Jeff Amy of the Mobile Press-Register has some good reporting on corporate welfare in Alabama.
He writes that businesses aren’t profitable enough to take advantage of all the corporate tax credits available for new capital investment in the state. So the governor is proposing to let companies sell off their unused tax credits and keep the cash.
So the bill allows a firm to make a one-time transfer of unused credits.
That means the company can sell the write-off to a firm that owes taxes, making it more likely that credits will be used…
Mazerov called such sales an unfortunate trend. “It just makes it clearer that they are more of a cash giveaway,” he said.
— Bloomberg News chief Matt Winkler has a shiny new website called Bloomberg Views, meant to be a sort of sane counterpart to The Wall Street Journal’s dodgy editorial page. (Fun fact: It’s also supposed to be “consistent with the values and beliefs of the founder — even if he happens to be mayor of New York City.”) It even has voice of God editorials nowadays.
So where does Winkler go when he wants to be heard on why the European Central Bank should release documents related to the Greek bailouts?
The Wall Street Journal op-ed page, of course.
— Lede of the week goes to Dana Mattioli and The Wall Street Journal on a piece about Scotts Miracle-Gro trying to put the pot in potting soil.
Scotts Miracle-Gro Co. has long sold weed killer. Now, it’s hoping to help people grow killer weed.
What kind of a CEO goes after the marijuana growers market?
The 55-year-old Mr. Hagedorn isn’t a typical suit-wearing CEO. A former F-16 fighter pilot, he flies his Cessna to and from meetings in Port Washington, N.Y., where he grew up, and the company’s headquarters in Ohio, much to the chagrin of his board. He also peppers his language with swear words and military references, and he showed up at the office on a recent June day in jeans and sneakers.

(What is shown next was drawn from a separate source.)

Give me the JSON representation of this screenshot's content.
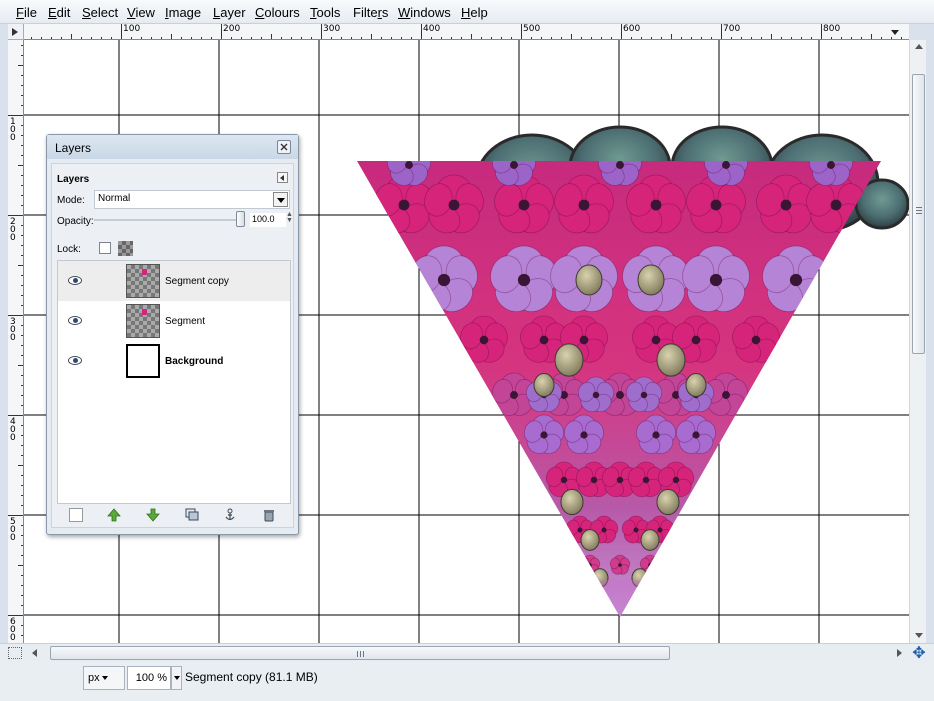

Mr. Hagedorn took over Miracle-Gro from his father, who co-founded the company. The idea to merge with Scotts dawned on him after he looked at the company’s market value in 1995, he said, so he called his father’s tax lawyer to vet the idea. “I said, ‘Bob, I got this f— crazy idea. Do you think it’d be f— possible to take over Scotts?’” he recalls, sitting in the Port Washington office that his father once occupied.